Stored dataset items
-- Opening Marker --

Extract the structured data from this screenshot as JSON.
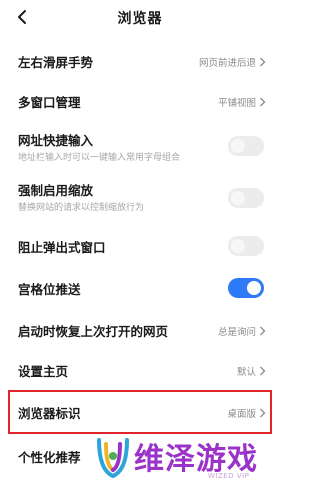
{
  "header": {
    "title": "浏览器"
  },
  "settings": [
    {
      "label": "左右滑屏手势",
      "value": "网页前进后退"
    },
    {
      "label": "多窗口管理",
      "value": "平铺视图"
    },
    {
      "label": "网址快捷输入",
      "subtitle": "地址栏输入时可以一键输入常用字母组合",
      "toggle_on": false
    },
    {
      "label": "强制启用缩放",
      "subtitle": "替换网站的请求以控制缩放行为",
      "toggle_on": false
    },
    {
      "label": "阻止弹出式窗口",
      "toggle_on": false
    },
    {
      "label": "宫格位推送",
      "toggle_on": true
    },
    {
      "label": "启动时恢复上次打开的网页",
      "value": "总是询问"
    },
    {
      "label": "设置主页",
      "value": "默认"
    },
    {
      "label": "浏览器标识",
      "value": "桌面版"
    },
    {
      "label": "个性化推荐"
    }
  ],
  "highlight_color": "#e0262c",
  "accent_color": "#2f7bf5",
  "watermark": {
    "text": "维泽游戏",
    "url": "WIZED VIP"
  }
}
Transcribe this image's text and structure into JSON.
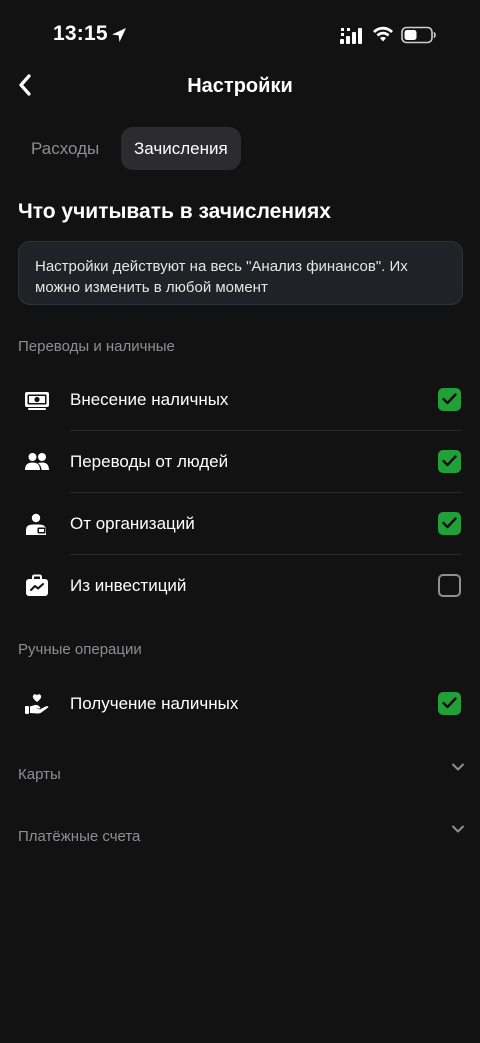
{
  "status_bar": {
    "time": "13:15"
  },
  "header": {
    "title": "Настройки",
    "back_label": "Назад"
  },
  "tabs": [
    {
      "label": "Расходы",
      "active": false
    },
    {
      "label": "Зачисления",
      "active": true
    }
  ],
  "section_title": "Что учитывать в зачислениях",
  "info_text": "Настройки действуют на весь \"Анализ финансов\". Их можно изменить в любой момент",
  "groups": [
    {
      "label": "Переводы и наличные",
      "items": [
        {
          "label": "Внесение наличных",
          "icon": "cash-icon",
          "checked": true
        },
        {
          "label": "Переводы от людей",
          "icon": "people-icon",
          "checked": true
        },
        {
          "label": "От организаций",
          "icon": "organization-icon",
          "checked": true
        },
        {
          "label": "Из инвестиций",
          "icon": "briefcase-icon",
          "checked": false
        }
      ]
    },
    {
      "label": "Ручные операции",
      "items": [
        {
          "label": "Получение наличных",
          "icon": "hand-heart-icon",
          "checked": true
        }
      ]
    }
  ],
  "collapsible_sections": [
    {
      "label": "Карты"
    },
    {
      "label": "Платёжные счета"
    }
  ],
  "colors": {
    "accent": "#21a038",
    "background": "#121212",
    "muted_text": "#8e8e93"
  }
}
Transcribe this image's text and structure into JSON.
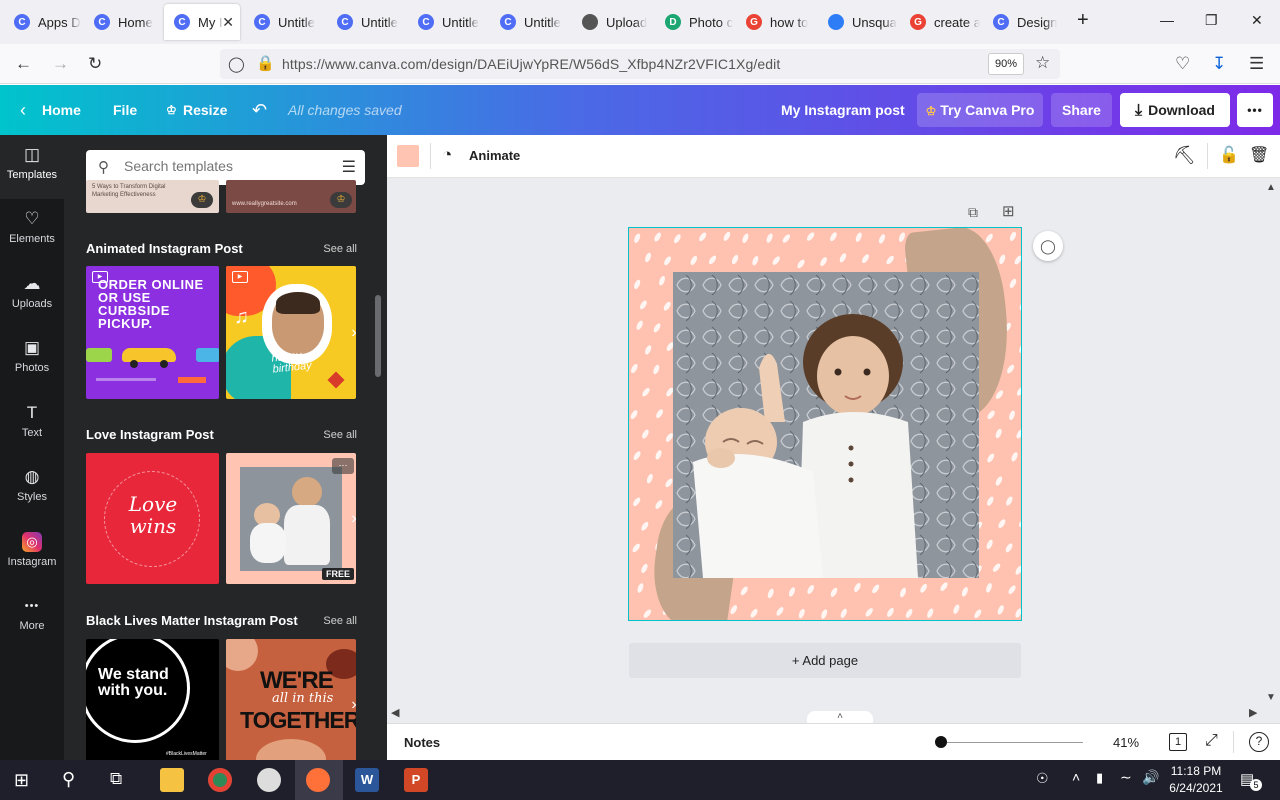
{
  "browser": {
    "tabs": [
      {
        "title": "Apps D",
        "favicon": "canva-icon",
        "color": "#4f6df5"
      },
      {
        "title": "Home",
        "favicon": "canva-icon",
        "color": "#4f6df5"
      },
      {
        "title": "My I",
        "favicon": "canva-icon",
        "color": "#4f6df5",
        "active": true
      },
      {
        "title": "Untitle",
        "favicon": "canva-icon",
        "color": "#4f6df5"
      },
      {
        "title": "Untitle",
        "favicon": "canva-icon",
        "color": "#4f6df5"
      },
      {
        "title": "Untitle",
        "favicon": "canva-icon",
        "color": "#4f6df5"
      },
      {
        "title": "Untitle",
        "favicon": "canva-icon",
        "color": "#4f6df5"
      },
      {
        "title": "Upload",
        "favicon": "layers-icon",
        "color": "#555555"
      },
      {
        "title": "Photo c",
        "favicon": "doc-icon",
        "color": "#1ba672"
      },
      {
        "title": "how to",
        "favicon": "google-icon",
        "color": "#ea4335"
      },
      {
        "title": "Unsqua",
        "favicon": "unsquare-icon",
        "color": "#2e7df6"
      },
      {
        "title": "create a",
        "favicon": "google-icon",
        "color": "#ea4335"
      },
      {
        "title": "Design",
        "favicon": "canva-icon",
        "color": "#4f6df5"
      }
    ],
    "new_tab": "+",
    "url": "https://www.canva.com/design/DAEiUjwYpRE/W56dS_Xfbp4NZr2VFIC1Xg/edit",
    "zoom": "90%"
  },
  "canva_header": {
    "home": "Home",
    "file": "File",
    "resize": "Resize",
    "status": "All changes saved",
    "doc_title": "My Instagram post",
    "try_pro": "Try Canva Pro",
    "share": "Share",
    "download": "Download",
    "more": "•••"
  },
  "rail": [
    {
      "label": "Templates",
      "icon": "templates-icon",
      "active": true
    },
    {
      "label": "Elements",
      "icon": "elements-icon"
    },
    {
      "label": "Uploads",
      "icon": "uploads-icon"
    },
    {
      "label": "Photos",
      "icon": "photos-icon"
    },
    {
      "label": "Text",
      "icon": "text-icon"
    },
    {
      "label": "Styles",
      "icon": "styles-icon"
    },
    {
      "label": "Instagram",
      "icon": "instagram-icon"
    },
    {
      "label": "More",
      "icon": "more-icon"
    }
  ],
  "panel": {
    "search_placeholder": "Search templates",
    "top_cards": {
      "left_text": "5 Ways to Transform Digital Marketing Effectiveness",
      "right_text": "www.reallygreatsite.com"
    },
    "sections": [
      {
        "title": "Animated Instagram Post",
        "see_all": "See all",
        "card1_text": "ORDER ONLINE OR USE CURBSIDE PICKUP.",
        "card2_text": "happy birthday"
      },
      {
        "title": "Love Instagram Post",
        "see_all": "See all",
        "card1_text": "Love wins",
        "card2_badge": "FREE"
      },
      {
        "title": "Black Lives Matter Instagram Post",
        "see_all": "See all",
        "card1_text": "We stand with you.",
        "card1_tag": "#BlackLivesMatter",
        "card2_text_a": "WE'RE",
        "card2_text_b": "all in this",
        "card2_text_c": "TOGETHER"
      }
    ]
  },
  "toolbar": {
    "animate": "Animate",
    "swatch_color": "#ffc4b2"
  },
  "canvas": {
    "add_page": "+ Add page"
  },
  "bottom": {
    "notes": "Notes",
    "zoom": "41%",
    "page_count": "1",
    "help": "?"
  },
  "taskbar": {
    "time": "11:18 PM",
    "date": "6/24/2021",
    "notifications": "5"
  }
}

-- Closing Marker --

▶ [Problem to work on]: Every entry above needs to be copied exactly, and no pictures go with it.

▶ [Exercise output]:
Extract the structured data from this screenshot as JSON.
{
  "header": {
    "title": "浏览器"
  },
  "settings": [
    {
      "label": "左右滑屏手势",
      "value": "网页前进后退"
    },
    {
      "label": "多窗口管理",
      "value": "平铺视图"
    },
    {
      "label": "网址快捷输入",
      "subtitle": "地址栏输入时可以一键输入常用字母组合",
      "toggle_on": false
    },
    {
      "label": "强制启用缩放",
      "subtitle": "替换网站的请求以控制缩放行为",
      "toggle_on": false
    },
    {
      "label": "阻止弹出式窗口",
      "toggle_on": false
    },
    {
      "label": "宫格位推送",
      "toggle_on": true
    },
    {
      "label": "启动时恢复上次打开的网页",
      "value": "总是询问"
    },
    {
      "label": "设置主页",
      "value": "默认"
    },
    {
      "label": "浏览器标识",
      "value": "桌面版"
    },
    {
      "label": "个性化推荐"
    }
  ],
  "highlight_color": "#e0262c",
  "accent_color": "#2f7bf5",
  "watermark": {
    "text": "维泽游戏",
    "url": "WIZED VIP"
  }
}
Transcribe this image's text and structure into JSON.
{
  "status_bar": {
    "time": "13:15"
  },
  "header": {
    "title": "Настройки",
    "back_label": "Назад"
  },
  "tabs": [
    {
      "label": "Расходы",
      "active": false
    },
    {
      "label": "Зачисления",
      "active": true
    }
  ],
  "section_title": "Что учитывать в зачислениях",
  "info_text": "Настройки действуют на весь \"Анализ финансов\". Их можно изменить в любой момент",
  "groups": [
    {
      "label": "Переводы и наличные",
      "items": [
        {
          "label": "Внесение наличных",
          "icon": "cash-icon",
          "checked": true
        },
        {
          "label": "Переводы от людей",
          "icon": "people-icon",
          "checked": true
        },
        {
          "label": "От организаций",
          "icon": "organization-icon",
          "checked": true
        },
        {
          "label": "Из инвестиций",
          "icon": "briefcase-icon",
          "checked": false
        }
      ]
    },
    {
      "label": "Ручные операции",
      "items": [
        {
          "label": "Получение наличных",
          "icon": "hand-heart-icon",
          "checked": true
        }
      ]
    }
  ],
  "collapsible_sections": [
    {
      "label": "Карты"
    },
    {
      "label": "Платёжные счета"
    }
  ],
  "colors": {
    "accent": "#21a038",
    "background": "#121212",
    "muted_text": "#8e8e93"
  }
}
Transcribe this image's text and structure into JSON.
{
  "browser": {
    "tabs": [
      {
        "title": "Apps D",
        "favicon": "canva-icon",
        "color": "#4f6df5"
      },
      {
        "title": "Home",
        "favicon": "canva-icon",
        "color": "#4f6df5"
      },
      {
        "title": "My I",
        "favicon": "canva-icon",
        "color": "#4f6df5",
        "active": true
      },
      {
        "title": "Untitle",
        "favicon": "canva-icon",
        "color": "#4f6df5"
      },
      {
        "title": "Untitle",
        "favicon": "canva-icon",
        "color": "#4f6df5"
      },
      {
        "title": "Untitle",
        "favicon": "canva-icon",
        "color": "#4f6df5"
      },
      {
        "title": "Untitle",
        "favicon": "canva-icon",
        "color": "#4f6df5"
      },
      {
        "title": "Upload",
        "favicon": "layers-icon",
        "color": "#555555"
      },
      {
        "title": "Photo c",
        "favicon": "doc-icon",
        "color": "#1ba672"
      },
      {
        "title": "how to",
        "favicon": "google-icon",
        "color": "#ea4335"
      },
      {
        "title": "Unsqua",
        "favicon": "unsquare-icon",
        "color": "#2e7df6"
      },
      {
        "title": "create a",
        "favicon": "google-icon",
        "color": "#ea4335"
      },
      {
        "title": "Design",
        "favicon": "canva-icon",
        "color": "#4f6df5"
      }
    ],
    "new_tab": "+",
    "url": "https://www.canva.com/design/DAEiUjwYpRE/W56dS_Xfbp4NZr2VFIC1Xg/edit",
    "zoom": "90%"
  },
  "canva_header": {
    "home": "Home",
    "file": "File",
    "resize": "Resize",
    "status": "All changes saved",
    "doc_title": "My Instagram post",
    "try_pro": "Try Canva Pro",
    "share": "Share",
    "download": "Download",
    "more": "•••"
  },
  "rail": [
    {
      "label": "Templates",
      "icon": "templates-icon",
      "active": true
    },
    {
      "label": "Elements",
      "icon": "elements-icon"
    },
    {
      "label": "Uploads",
      "icon": "uploads-icon"
    },
    {
      "label": "Photos",
      "icon": "photos-icon"
    },
    {
      "label": "Text",
      "icon": "text-icon"
    },
    {
      "label": "Styles",
      "icon": "styles-icon"
    },
    {
      "label": "Instagram",
      "icon": "instagram-icon"
    },
    {
      "label": "More",
      "icon": "more-icon"
    }
  ],
  "panel": {
    "search_placeholder": "Search templates",
    "top_cards": {
      "left_text": "5 Ways to Transform Digital Marketing Effectiveness",
      "right_text": "www.reallygreatsite.com"
    },
    "sections": [
      {
        "title": "Animated Instagram Post",
        "see_all": "See all",
        "card1_text": "ORDER ONLINE OR USE CURBSIDE PICKUP.",
        "card2_text": "happy birthday"
      },
      {
        "title": "Love Instagram Post",
        "see_all": "See all",
        "card1_text": "Love wins",
        "card2_badge": "FREE"
      },
      {
        "title": "Black Lives Matter Instagram Post",
        "see_all": "See all",
        "card1_text": "We stand with you.",
        "card1_tag": "#BlackLivesMatter",
        "card2_text_a": "WE'RE",
        "card2_text_b": "all in this",
        "card2_text_c": "TOGETHER"
      }
    ]
  },
  "toolbar": {
    "animate": "Animate",
    "swatch_color": "#ffc4b2"
  },
  "canvas": {
    "add_page": "+ Add page"
  },
  "bottom": {
    "notes": "Notes",
    "zoom": "41%",
    "page_count": "1",
    "help": "?"
  },
  "taskbar": {
    "time": "11:18 PM",
    "date": "6/24/2021",
    "notifications": "5"
  }
}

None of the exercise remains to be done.